The Onyx box redated all the 68K and later Intel or other systems.   John Bass brought one to USENIX to demo in early 1980 ru a V7 port and everyone was blown away. Playing with it. It was a desktop (19" rack) system that worked like a PDP-11.   I don't remember the bus, but I would guess it was either custom or Multibus-I.

Besides being one of the first non-PDP-11 'ports', the original lockf(2) system call was defined for the database that they had built.  John would release the specs to /usr/group later.  I remember at one meeting in the early 1980s discussing if file locking needed to be in the original specification (Heinz probably remembers also as the chair of that meeting).  I'm not at home, so I don't have the document to see if it was picked up.  The argument was that serious computers like VMS or the like ran real databases and without file locking UNIX would never be considered a real OS that people could use.

BTW: Joy would later use Bass's call as a model for the 4.2 call, but Joy made the locks advisory, Bass's version was full / mandatory locks.

FWIW: I think a search will pick up a number of other Z8000 based systems, but Onyx was the first UNIX box.

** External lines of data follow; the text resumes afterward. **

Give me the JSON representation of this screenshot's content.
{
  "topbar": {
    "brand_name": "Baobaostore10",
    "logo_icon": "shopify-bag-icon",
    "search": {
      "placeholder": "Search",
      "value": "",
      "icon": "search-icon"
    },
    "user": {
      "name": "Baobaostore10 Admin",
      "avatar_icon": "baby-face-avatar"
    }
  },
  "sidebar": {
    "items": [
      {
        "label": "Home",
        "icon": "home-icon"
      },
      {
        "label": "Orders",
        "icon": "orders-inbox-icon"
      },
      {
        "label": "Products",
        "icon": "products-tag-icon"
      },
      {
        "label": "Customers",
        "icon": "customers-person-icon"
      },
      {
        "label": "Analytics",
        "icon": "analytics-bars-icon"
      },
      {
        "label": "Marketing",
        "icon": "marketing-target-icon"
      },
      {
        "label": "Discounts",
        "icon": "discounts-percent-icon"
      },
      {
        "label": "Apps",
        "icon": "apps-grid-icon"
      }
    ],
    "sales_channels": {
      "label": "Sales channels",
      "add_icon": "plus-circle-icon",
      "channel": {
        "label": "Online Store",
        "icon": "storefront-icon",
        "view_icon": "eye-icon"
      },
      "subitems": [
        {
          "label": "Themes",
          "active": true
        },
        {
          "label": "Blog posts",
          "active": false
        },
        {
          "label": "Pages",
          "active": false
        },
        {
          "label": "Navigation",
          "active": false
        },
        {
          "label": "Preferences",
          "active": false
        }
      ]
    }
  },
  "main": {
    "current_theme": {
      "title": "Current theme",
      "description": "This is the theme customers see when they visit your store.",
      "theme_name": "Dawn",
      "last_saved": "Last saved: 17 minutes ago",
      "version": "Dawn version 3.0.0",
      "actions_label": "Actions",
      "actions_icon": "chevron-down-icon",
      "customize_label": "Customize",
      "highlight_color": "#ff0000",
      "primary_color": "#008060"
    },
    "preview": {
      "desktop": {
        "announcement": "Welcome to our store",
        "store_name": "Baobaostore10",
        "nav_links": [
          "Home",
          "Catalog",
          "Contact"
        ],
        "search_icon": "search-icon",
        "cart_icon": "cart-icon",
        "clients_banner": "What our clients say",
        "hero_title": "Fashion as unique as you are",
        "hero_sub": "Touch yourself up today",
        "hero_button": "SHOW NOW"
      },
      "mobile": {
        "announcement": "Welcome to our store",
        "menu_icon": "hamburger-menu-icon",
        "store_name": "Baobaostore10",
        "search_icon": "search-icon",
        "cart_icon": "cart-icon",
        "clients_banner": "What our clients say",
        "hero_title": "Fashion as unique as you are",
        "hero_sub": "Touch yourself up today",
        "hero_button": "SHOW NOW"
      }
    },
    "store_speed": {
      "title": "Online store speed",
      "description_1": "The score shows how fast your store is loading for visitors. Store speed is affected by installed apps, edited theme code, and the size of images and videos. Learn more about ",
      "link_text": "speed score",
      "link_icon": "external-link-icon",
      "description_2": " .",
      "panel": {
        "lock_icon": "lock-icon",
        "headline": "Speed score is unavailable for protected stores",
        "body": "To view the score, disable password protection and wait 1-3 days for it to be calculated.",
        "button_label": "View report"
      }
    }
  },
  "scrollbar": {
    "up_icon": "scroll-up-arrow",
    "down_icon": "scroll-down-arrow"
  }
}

On Tue, Jan 21, 2020 at 12:53 PM Jon Forrest <> wrote:
There's been a lot of discussion about early Unix on Intel, National
Semi, Motorola, and Sparc processors. I don't recall if Unix ran on
the Z8000, and if not, why not.

As I remember the Z8000 was going to be the great white hope that
would continue Zilog's success with the Z80 into modern times.
But, it obviously didn't happen.